LELs are a vital link between the State Highway Safety Offices (SHSOs), which are tasked with addressing behavioral safety issues – speeding, impaired and distracted driving, lack of seat belt use – that put road users at risk, and the police officers responsible for enforcing local and state traffic safety laws. LELs help promote and enhance state and national highway safety programs, initiatives and campaigns and perform a myriad of functions, including planning, organizing, networking, promoting, recruiting, implementing, reporting and evaluating law enforcement’s activities conducted in support a SHSO’s highway safety program.

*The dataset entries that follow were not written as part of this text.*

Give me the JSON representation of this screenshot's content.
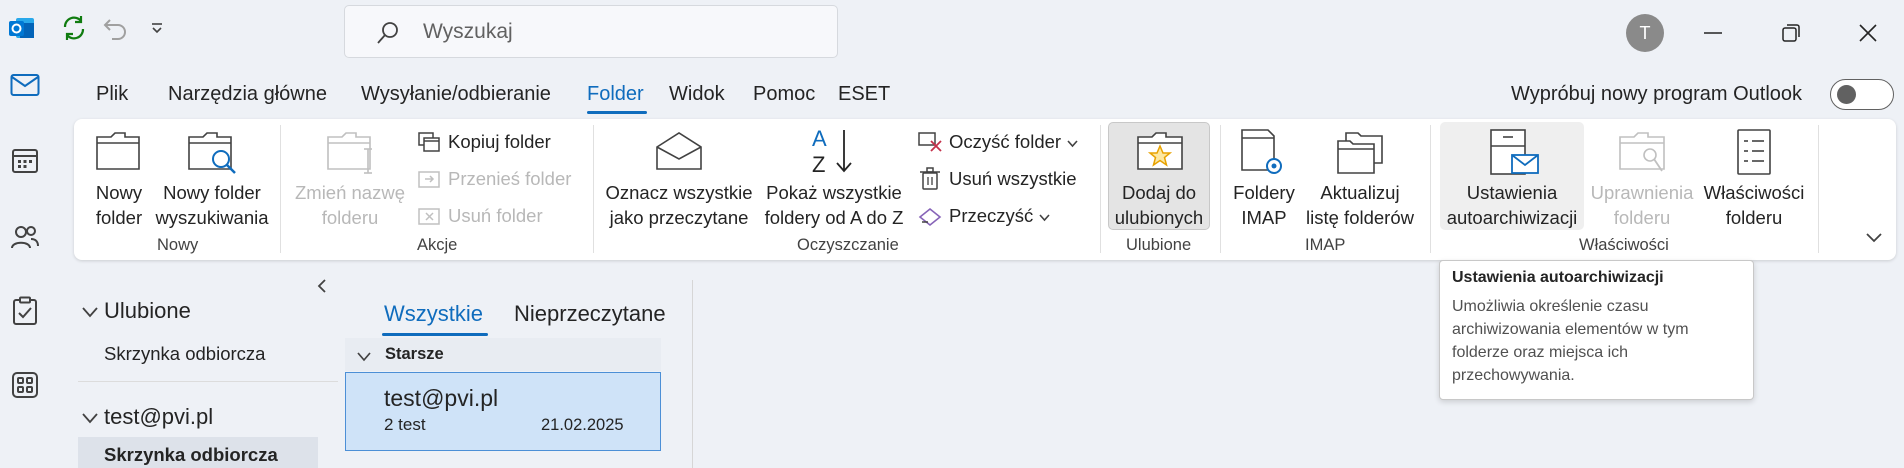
{
  "titlebar": {
    "search_placeholder": "Wyszukaj",
    "avatar_initial": "T"
  },
  "menu": {
    "tabs": [
      "Plik",
      "Narzędzia główne",
      "Wysyłanie/odbieranie",
      "Folder",
      "Widok",
      "Pomoc",
      "ESET"
    ],
    "active_tab": "Folder",
    "try_new_outlook": "Wypróbuj nowy program Outlook",
    "toggle_state": "off"
  },
  "ribbon": {
    "groups": {
      "nowy": {
        "label": "Nowy",
        "new_folder": [
          "Nowy",
          "folder"
        ],
        "new_search_folder": [
          "Nowy folder",
          "wyszukiwania"
        ]
      },
      "akcje": {
        "label": "Akcje",
        "rename_folder": [
          "Zmień nazwę",
          "folderu"
        ],
        "copy_folder": "Kopiuj folder",
        "move_folder": "Przenieś folder",
        "delete_folder": "Usuń folder"
      },
      "oczyszczanie": {
        "label": "Oczyszczanie",
        "mark_all_read": [
          "Oznacz wszystkie",
          "jako przeczytane"
        ],
        "show_all_folders": [
          "Pokaż wszystkie",
          "foldery od A do Z"
        ],
        "clean_folder": "Oczyść folder",
        "delete_all": "Usuń wszystkie",
        "cleanup": "Przeczyść"
      },
      "ulubione": {
        "label": "Ulubione",
        "add_to_favorites": [
          "Dodaj do",
          "ulubionych"
        ]
      },
      "imap": {
        "label": "IMAP",
        "imap_folders": [
          "Foldery",
          "IMAP"
        ],
        "update_folder_list": [
          "Aktualizuj",
          "listę folderów"
        ]
      },
      "wlasciwosci": {
        "label": "Właściwości",
        "autoarchive": [
          "Ustawienia",
          "autoarchiwizacji"
        ],
        "permissions": [
          "Uprawnienia",
          "folderu"
        ],
        "properties": [
          "Właściwości",
          "folderu"
        ]
      }
    }
  },
  "folder_pane": {
    "favorites_header": "Ulubione",
    "favorites_inbox": "Skrzynka odbiorcza",
    "account_header": "test@pvi.pl",
    "account_inbox": "Skrzynka odbiorcza"
  },
  "message_list": {
    "tab_all": "Wszystkie",
    "tab_unread": "Nieprzeczytane",
    "group_label": "Starsze",
    "message": {
      "sender": "test@pvi.pl",
      "subject": "2 test",
      "date": "21.02.2025"
    }
  },
  "tooltip": {
    "title": "Ustawienia autoarchiwizacji",
    "body_lines": [
      "Umożliwia określenie czasu",
      "archiwizowania elementów w tym",
      "folderze oraz miejsca ich",
      "przechowywania."
    ]
  },
  "colors": {
    "accent": "#0f6cbd",
    "app_background": "#eef1f6",
    "selected_message": "#cfe3f8",
    "disabled_text": "#b8b8b8"
  },
  "icons": {
    "rail": [
      "mail-icon",
      "calendar-icon",
      "people-icon",
      "tasks-icon",
      "apps-icon"
    ],
    "titlebar": [
      "outlook-logo-icon",
      "sync-icon",
      "undo-icon",
      "customize-qat-icon",
      "search-icon",
      "minimize-icon",
      "restore-icon",
      "close-icon"
    ]
  }
}
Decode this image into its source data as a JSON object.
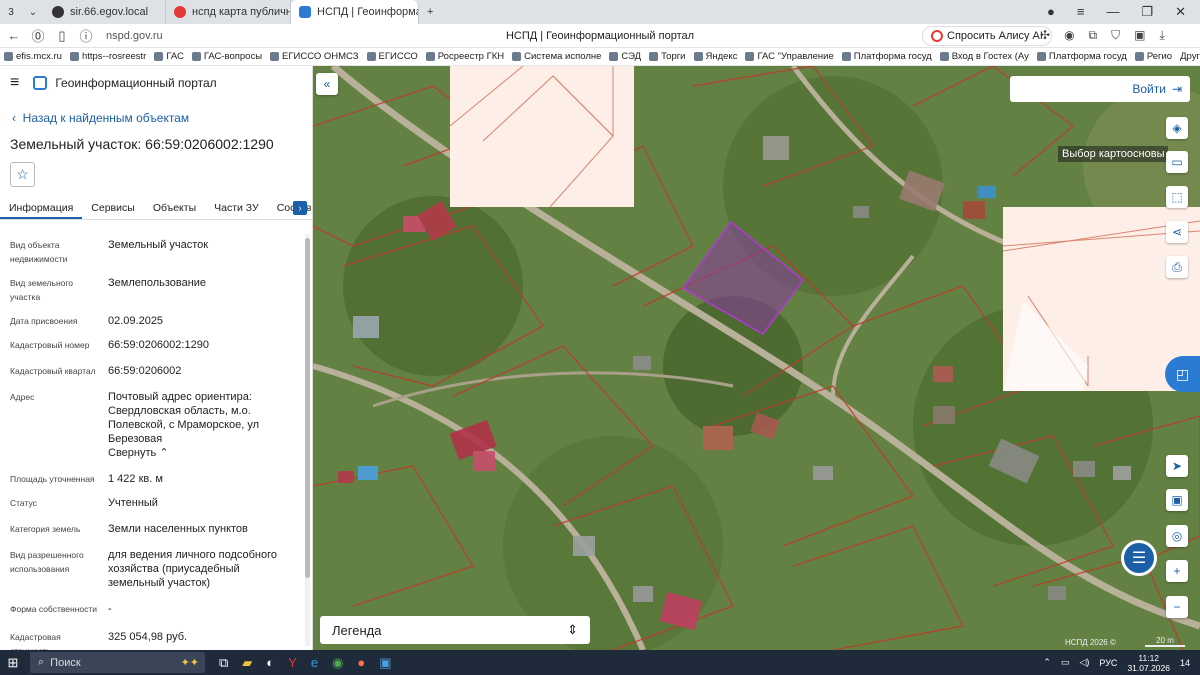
{
  "browser": {
    "tab_count": "3",
    "tabs": [
      {
        "label": "sir.66.egov.local"
      },
      {
        "label": "нспд карта публичная кад"
      },
      {
        "label": "НСПД | Геоинформацио"
      }
    ],
    "new_tab": "+",
    "url": "nspd.gov.ru",
    "page_title": "НСПД | Геоинформационный портал",
    "alice_label": "Спросить Алису AI",
    "bookmarks": [
      "efis.mcx.ru",
      "https--rosreestr",
      "ГАС",
      "ГАС-вопросы",
      "ЕГИССО ОНМСЗ",
      "ЕГИССО",
      "Росреестр ГКН",
      "Система исполне",
      "СЭД",
      "Торги",
      "Яндекс",
      "ГАС \"Управление",
      "Платформа госуд",
      "Вход в Гостех (Ау",
      "Платформа госуд",
      "Регио"
    ],
    "other_bookmarks": "Другие закладки"
  },
  "panel": {
    "app_title": "Геоинформационный портал",
    "back_label": "Назад к найденным объектам",
    "object_title": "Земельный участок: 66:59:0206002:1290",
    "tabs": [
      "Информация",
      "Сервисы",
      "Объекты",
      "Части ЗУ",
      "Состав"
    ],
    "collapse_label": "Свернуть",
    "props": [
      {
        "k": "Вид объекта недвижимости",
        "v": "Земельный участок"
      },
      {
        "k": "Вид земельного участка",
        "v": "Землепользование"
      },
      {
        "k": "Дата присвоения",
        "v": "02.09.2025"
      },
      {
        "k": "Кадастровый номер",
        "v": "66:59:0206002:1290"
      },
      {
        "k": "Кадастровый квартал",
        "v": "66:59:0206002"
      },
      {
        "k": "Адрес",
        "v": "Почтовый адрес ориентира: Свердловская область, м.о. Полевской, с Мраморское, ул Березовая"
      },
      {
        "k": "Площадь уточненная",
        "v": "1 422 кв. м"
      },
      {
        "k": "Статус",
        "v": "Учтенный"
      },
      {
        "k": "Категория земель",
        "v": "Земли населенных пунктов"
      },
      {
        "k": "Вид разрешенного использования",
        "v": "для ведения личного подсобного хозяйства (приусадебный земельный участок)"
      },
      {
        "k": "Форма собственности",
        "v": "-"
      },
      {
        "k": "Кадастровая стоимость",
        "v": "325 054,98 руб."
      }
    ]
  },
  "map": {
    "login_label": "Войти",
    "basemap_tooltip": "Выбор картоосновы",
    "legend_label": "Легенда",
    "copyright": "НСПД 2026 ©",
    "scale_label": "20 m"
  },
  "taskbar": {
    "search_label": "Поиск",
    "lang": "РУС",
    "time": "11:12",
    "date": "31.07.2026",
    "notifications": "14"
  }
}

I am honored to manage the National LEL Program and to work with the nearly 300 LELs, who represent every state and several of the territories. These dedicated men and women come from different backgrounds, but all are committed to public safety and service. Many are retired law enforcement professionals, but some are active-duty law enforcement professionals. Each performs their LEL duties on a contractual basis, as part of their police activities or through a grant from the SHSO. Each state or territory determines the role of their respective LEL. In one state, an LEL may provide grant review and assistance, while training may be the LEL’s primary focus in another state. This diversity makes for robust communication between the LELs who are always interested in learning about new strategies and best practices that will help them advance their respective SHSO’s priorities.

One of an LEL’s most important tasks is to recruit and encourage state and local law enforcement participation in national and state traffic safety mobilizations. Right now, many state and local law enforcement agencies are supporting the national Click It. Or Ticket. campaign. LELs not only work to bolster law enforcement’s participation, but many also help police departments with resource planning and allocation, public outreach, data collection and other important tasks. Law enforcement’s involvement in this and other national mobilizations such as the Drive Sober or Get Pulled Over campaign conducted during the July 4th, Labor Day and winter holiday period are vital. But LELs also work to promote a culture of sustained and equitable traffic enforcement year-round.

As the National LEL Program Manager, I invite you to reach out to me to learn more about the work of the LELs and how you can connect with the LEL in your state. We all share a common goal of zero fatalities on our nation’s roadways and are most effective when we work together.